I got a note about OSCON from Fred Trotter this morning and read it with great enthusiasm:
They have asked me to help promote the conference and I want to be sure that our community offers up the very best in talks and technical content. This is a really good way to access the developer mind-share in the broader Open Source community and we need to jump all over it.
If you’re doing anything remotely interesting with healthcare IT and open source, this is your chance to make a big splash.
Here’s the information from the call for proposals:
O’Reilly Media invites you to lead conference sessions in open source healthcare technology at the O’Reilly Open Source Convention 2010. OSCON will be held July 19-23, 2010 in Portland, Oregon.
IT in healthcare is at a turning point, and open source is driving change and collaboration across the industry. We want to hear about the key projects, APIs, open standards and technological challenges in healthcare as it takes steps towards a radically different future.
Participants at the O’Reilly Open Source Convention want to hear about real-world scenarios using open source and what’s new. Include in your proposal as much detail about the planned presentation as possible. The more we know about what you plan to present, the better. Proposals which are vague or cover too much material are unlikely to be accepted. If you think your proposal covers too much of a topic, consider submitting two proposals which split the material into different sessions.
Some of the topics we’re on the lookout for the 2010 Healthcare Technology track are:
- Health data exchange projects like NHIN/CONNECT, Kantara, and hData
- Open standards for health data, and supporting software
- Mobile devices for clinical data input
- Health IT for disaster relief and developing nations.
- Electronic health/medical records management.
- Public health projects – symptomic surveillance, medical trials, etc.
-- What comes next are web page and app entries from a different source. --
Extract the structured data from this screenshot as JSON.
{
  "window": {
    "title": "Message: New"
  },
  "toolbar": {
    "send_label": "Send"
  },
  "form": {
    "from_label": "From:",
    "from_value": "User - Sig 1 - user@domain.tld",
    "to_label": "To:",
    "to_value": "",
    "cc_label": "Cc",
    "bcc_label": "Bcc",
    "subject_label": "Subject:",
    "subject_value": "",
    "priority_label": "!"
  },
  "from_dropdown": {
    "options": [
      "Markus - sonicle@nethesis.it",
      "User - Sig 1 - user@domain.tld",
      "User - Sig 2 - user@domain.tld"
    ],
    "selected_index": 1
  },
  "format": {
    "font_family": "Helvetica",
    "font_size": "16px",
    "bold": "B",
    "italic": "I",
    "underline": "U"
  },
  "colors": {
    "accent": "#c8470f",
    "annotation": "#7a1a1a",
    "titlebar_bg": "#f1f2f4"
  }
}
- Patient-centered health data projects, from PHR systems to mobile apps.
- Securing health systems.
- Understanding the “alphabet soup” of healthcare technology standards and organizations.